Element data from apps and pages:
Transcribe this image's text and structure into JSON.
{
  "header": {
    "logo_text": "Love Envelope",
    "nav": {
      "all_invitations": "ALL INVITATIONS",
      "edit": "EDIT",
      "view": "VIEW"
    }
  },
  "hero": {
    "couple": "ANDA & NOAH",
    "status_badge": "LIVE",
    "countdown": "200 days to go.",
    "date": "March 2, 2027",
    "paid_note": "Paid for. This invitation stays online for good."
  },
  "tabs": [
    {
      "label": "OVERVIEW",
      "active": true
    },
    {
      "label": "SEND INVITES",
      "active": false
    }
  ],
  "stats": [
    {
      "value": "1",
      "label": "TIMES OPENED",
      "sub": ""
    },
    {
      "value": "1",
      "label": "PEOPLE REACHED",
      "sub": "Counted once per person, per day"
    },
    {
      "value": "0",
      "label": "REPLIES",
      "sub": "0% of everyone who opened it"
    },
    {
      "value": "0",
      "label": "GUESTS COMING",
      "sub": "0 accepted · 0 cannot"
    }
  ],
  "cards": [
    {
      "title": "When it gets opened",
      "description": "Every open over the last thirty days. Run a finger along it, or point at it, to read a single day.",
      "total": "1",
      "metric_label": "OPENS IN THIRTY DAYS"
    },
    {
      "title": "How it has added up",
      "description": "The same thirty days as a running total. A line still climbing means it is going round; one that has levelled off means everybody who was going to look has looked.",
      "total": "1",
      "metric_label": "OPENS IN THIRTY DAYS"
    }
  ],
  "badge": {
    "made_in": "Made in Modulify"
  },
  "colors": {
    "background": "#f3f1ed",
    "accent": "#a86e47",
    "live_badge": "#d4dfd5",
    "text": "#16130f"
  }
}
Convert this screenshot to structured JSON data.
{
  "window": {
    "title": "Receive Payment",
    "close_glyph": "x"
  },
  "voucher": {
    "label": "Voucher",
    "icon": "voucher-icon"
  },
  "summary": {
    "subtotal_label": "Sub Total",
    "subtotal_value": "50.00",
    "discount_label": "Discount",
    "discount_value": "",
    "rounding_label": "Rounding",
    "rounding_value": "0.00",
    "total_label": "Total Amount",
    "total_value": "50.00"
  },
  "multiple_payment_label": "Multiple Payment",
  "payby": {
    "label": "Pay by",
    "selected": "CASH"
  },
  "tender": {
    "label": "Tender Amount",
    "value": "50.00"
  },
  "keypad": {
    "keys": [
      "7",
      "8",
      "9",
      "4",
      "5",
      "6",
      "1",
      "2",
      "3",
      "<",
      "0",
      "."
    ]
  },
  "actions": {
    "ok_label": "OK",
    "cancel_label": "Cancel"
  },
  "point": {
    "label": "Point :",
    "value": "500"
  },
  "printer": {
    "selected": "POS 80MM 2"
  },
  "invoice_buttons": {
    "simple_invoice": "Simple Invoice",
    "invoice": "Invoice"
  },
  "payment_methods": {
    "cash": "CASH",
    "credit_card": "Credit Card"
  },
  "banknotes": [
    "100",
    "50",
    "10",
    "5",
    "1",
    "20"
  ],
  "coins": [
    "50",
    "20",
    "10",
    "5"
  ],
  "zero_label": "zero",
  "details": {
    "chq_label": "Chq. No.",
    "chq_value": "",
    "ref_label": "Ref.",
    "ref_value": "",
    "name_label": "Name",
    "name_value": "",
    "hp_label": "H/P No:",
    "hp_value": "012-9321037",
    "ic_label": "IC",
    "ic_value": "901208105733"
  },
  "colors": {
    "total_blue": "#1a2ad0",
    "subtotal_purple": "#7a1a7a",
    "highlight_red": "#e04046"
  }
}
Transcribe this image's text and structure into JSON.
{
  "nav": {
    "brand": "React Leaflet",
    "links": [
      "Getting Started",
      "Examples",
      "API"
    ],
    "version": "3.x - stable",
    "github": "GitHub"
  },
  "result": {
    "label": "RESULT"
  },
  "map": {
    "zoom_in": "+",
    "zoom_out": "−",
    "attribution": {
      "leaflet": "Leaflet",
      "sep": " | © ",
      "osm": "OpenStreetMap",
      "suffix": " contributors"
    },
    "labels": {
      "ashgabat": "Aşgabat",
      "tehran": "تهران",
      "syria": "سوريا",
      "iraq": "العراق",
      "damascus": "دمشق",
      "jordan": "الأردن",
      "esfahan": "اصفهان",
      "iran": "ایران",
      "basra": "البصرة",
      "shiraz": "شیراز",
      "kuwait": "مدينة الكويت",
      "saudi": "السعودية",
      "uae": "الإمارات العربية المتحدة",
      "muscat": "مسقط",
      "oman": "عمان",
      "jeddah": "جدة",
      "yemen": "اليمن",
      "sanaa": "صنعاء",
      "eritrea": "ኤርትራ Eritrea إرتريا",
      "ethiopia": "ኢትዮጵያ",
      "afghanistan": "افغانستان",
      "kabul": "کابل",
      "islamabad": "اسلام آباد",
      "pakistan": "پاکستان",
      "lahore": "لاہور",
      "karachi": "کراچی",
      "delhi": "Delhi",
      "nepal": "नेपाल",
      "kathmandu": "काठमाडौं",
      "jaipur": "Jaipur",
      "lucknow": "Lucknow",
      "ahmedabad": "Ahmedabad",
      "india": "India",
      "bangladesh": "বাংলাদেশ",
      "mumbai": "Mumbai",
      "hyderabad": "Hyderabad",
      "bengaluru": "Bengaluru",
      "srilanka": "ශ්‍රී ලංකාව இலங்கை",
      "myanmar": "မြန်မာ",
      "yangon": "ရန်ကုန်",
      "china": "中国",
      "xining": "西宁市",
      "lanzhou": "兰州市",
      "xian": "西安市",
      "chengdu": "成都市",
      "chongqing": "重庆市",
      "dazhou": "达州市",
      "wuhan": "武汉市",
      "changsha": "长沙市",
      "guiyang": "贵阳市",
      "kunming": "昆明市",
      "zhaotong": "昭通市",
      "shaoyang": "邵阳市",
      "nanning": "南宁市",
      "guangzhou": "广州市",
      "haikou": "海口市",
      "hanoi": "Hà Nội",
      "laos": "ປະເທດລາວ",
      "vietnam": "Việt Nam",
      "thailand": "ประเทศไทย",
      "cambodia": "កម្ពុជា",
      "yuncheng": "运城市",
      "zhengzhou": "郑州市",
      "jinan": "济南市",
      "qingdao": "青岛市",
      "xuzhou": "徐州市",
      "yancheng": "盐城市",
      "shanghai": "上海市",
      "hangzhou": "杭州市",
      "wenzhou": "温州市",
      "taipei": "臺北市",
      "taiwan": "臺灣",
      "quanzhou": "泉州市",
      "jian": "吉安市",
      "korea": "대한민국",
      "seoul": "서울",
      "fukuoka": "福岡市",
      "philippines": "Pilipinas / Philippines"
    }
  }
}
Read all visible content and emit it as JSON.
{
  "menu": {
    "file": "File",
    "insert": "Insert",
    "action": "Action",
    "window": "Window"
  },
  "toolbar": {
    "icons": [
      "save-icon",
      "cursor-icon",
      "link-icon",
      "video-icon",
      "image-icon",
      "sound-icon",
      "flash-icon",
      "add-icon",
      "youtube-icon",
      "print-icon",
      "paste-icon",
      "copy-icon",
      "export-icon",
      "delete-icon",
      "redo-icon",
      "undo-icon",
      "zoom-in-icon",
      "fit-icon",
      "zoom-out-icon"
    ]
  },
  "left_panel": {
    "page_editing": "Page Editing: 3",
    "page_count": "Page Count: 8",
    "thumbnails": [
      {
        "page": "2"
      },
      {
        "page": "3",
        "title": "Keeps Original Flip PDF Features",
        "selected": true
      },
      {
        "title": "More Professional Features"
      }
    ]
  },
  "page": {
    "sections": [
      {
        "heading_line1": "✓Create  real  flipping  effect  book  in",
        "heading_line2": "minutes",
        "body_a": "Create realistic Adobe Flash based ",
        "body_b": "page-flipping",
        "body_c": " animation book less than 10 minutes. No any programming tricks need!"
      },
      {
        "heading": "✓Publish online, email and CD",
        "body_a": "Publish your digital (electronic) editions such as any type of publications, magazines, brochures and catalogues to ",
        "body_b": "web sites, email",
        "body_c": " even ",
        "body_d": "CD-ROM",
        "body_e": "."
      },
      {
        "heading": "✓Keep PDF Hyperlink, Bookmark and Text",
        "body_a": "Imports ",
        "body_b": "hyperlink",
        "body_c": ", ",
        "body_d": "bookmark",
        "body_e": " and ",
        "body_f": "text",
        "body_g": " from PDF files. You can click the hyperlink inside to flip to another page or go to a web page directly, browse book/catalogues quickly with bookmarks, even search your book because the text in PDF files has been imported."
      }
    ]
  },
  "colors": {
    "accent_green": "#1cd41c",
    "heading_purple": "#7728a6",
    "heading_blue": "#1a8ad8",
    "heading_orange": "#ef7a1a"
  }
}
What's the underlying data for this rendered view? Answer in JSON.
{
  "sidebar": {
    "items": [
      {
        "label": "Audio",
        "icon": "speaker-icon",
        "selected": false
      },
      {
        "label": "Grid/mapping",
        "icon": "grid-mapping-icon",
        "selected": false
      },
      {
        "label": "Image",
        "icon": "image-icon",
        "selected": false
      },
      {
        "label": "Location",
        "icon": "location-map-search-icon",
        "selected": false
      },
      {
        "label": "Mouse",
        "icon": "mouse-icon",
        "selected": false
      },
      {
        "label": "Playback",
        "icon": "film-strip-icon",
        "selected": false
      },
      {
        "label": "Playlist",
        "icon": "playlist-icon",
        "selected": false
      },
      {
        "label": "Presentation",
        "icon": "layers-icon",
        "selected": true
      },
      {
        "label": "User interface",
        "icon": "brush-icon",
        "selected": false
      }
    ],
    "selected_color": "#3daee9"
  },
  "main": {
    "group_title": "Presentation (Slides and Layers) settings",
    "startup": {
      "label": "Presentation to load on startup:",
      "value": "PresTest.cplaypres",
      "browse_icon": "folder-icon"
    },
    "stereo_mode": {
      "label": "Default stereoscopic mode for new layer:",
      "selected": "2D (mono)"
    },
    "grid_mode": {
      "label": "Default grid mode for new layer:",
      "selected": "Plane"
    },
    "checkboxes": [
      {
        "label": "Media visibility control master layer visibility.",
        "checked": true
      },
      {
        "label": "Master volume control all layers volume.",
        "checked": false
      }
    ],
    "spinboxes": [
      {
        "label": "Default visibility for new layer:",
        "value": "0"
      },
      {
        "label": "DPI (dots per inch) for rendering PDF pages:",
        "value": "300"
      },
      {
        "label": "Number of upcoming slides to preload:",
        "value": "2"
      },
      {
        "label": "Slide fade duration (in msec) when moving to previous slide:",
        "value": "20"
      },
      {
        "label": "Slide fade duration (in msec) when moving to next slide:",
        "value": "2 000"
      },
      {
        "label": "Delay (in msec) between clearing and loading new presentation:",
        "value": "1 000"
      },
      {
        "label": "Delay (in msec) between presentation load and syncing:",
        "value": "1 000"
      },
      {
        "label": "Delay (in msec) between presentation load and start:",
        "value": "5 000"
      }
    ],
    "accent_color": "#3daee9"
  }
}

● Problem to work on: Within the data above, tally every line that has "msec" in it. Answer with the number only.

● Task response: 5